The drop in income has caused some belt tightening around here. Along with being more cautious with our spending, we have also cut what bills we can. I have taken a part time job at the RV park where we are staying which pays the lot rent and puts a little jingle in my pocket. Missy not only works the flea market, she also has started working in the home health care business again. The drone business is growing and we derive income from that. We recently received our biggest shipment yet (150-160) drones and have been very busy inventorying and repairing them. Those of you hesitant to break away from the income stream that gate guarding provides should know that it can be done. You might even realize that you enjoy taking a break now and then.

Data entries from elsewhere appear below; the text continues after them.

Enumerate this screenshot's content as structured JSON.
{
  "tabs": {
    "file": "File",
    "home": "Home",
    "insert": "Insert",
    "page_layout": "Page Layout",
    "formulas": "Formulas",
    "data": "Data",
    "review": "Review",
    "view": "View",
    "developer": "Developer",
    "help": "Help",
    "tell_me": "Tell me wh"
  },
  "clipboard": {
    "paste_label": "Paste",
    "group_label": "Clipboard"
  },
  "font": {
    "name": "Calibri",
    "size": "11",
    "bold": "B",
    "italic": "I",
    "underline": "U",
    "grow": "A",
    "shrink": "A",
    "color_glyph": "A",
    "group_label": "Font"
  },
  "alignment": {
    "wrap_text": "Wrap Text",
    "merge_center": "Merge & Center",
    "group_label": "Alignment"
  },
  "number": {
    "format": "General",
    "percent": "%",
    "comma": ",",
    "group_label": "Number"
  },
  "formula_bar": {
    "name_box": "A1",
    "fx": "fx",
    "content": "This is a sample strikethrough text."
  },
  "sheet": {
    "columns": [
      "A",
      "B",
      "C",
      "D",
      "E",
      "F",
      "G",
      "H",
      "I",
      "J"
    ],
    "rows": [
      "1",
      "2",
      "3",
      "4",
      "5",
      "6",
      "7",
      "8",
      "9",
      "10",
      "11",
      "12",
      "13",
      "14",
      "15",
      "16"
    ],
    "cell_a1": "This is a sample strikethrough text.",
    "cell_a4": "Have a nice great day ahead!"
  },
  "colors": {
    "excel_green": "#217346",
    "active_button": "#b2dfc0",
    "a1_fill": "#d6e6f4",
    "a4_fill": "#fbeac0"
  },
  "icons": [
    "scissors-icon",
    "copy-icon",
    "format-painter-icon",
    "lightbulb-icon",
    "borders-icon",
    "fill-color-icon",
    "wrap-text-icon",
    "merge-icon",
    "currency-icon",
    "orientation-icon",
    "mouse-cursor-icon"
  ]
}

We are both looking forward to 2017, especially with my health issues, which makes me value every day that I am given. We consider ourselves members of the conservative movement and supported Trump in his campaign to get elected. No matter the outcome we remain resolute that changes had to be made. It is telling that the Democrats continue to stall at every turn; even though they soon will be the minority party. Apparently eight plus years of infighting, along with a polarized Congress, has failed to make an impression on a lot of politicians. How ironic that just the threat of running our government in a fiscally responsible way has a lot of folks running for cover. For those of you with a different perspective, there is always impeachment, or you can take solace in knowing it can only last eight years. After all, we suffered through eight years of ineptitude...